Aim of the task: In your copy, each line below is repeated exactly and no image appears.

Items from an interface collection:
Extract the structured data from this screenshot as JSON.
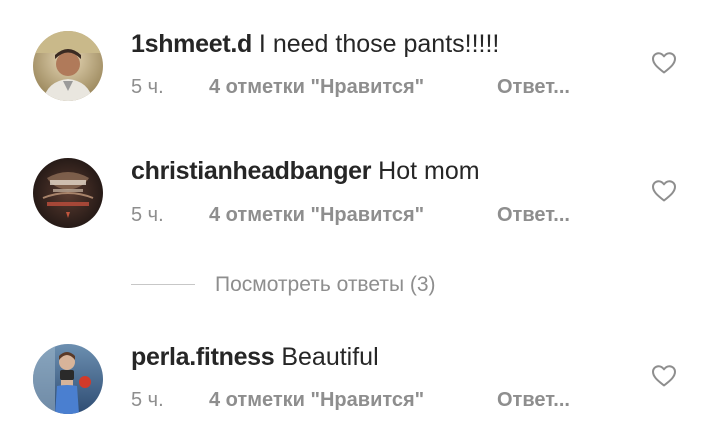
{
  "comments": [
    {
      "username": "1shmeet.d",
      "text": "I need those pants!!!!!",
      "time": "5 ч.",
      "likes": "4 отметки \"Нравится\"",
      "reply": "Ответ..."
    },
    {
      "username": "christianheadbanger",
      "text": "Hot mom",
      "time": "5 ч.",
      "likes": "4 отметки \"Нравится\"",
      "reply": "Ответ..."
    },
    {
      "username": "perla.fitness",
      "text": "Beautiful",
      "time": "5 ч.",
      "likes": "4 отметки \"Нравится\"",
      "reply": "Ответ..."
    }
  ],
  "view_replies": {
    "label": "Посмотреть ответы (3)"
  },
  "colors": {
    "primary_text": "#262626",
    "secondary_text": "#8e8e8e",
    "divider": "#c7c7c7",
    "background": "#ffffff"
  },
  "icons": {
    "like": "heart-outline-icon"
  }
}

Finished exercise:
Extract the structured data from this screenshot as JSON.
{
  "comments": [
    {
      "username": "1shmeet.d",
      "text": "I need those pants!!!!!",
      "time": "5 ч.",
      "likes": "4 отметки \"Нравится\"",
      "reply": "Ответ..."
    },
    {
      "username": "christianheadbanger",
      "text": "Hot mom",
      "time": "5 ч.",
      "likes": "4 отметки \"Нравится\"",
      "reply": "Ответ..."
    },
    {
      "username": "perla.fitness",
      "text": "Beautiful",
      "time": "5 ч.",
      "likes": "4 отметки \"Нравится\"",
      "reply": "Ответ..."
    }
  ],
  "view_replies": {
    "label": "Посмотреть ответы (3)"
  },
  "colors": {
    "primary_text": "#262626",
    "secondary_text": "#8e8e8e",
    "divider": "#c7c7c7",
    "background": "#ffffff"
  },
  "icons": {
    "like": "heart-outline-icon"
  }
}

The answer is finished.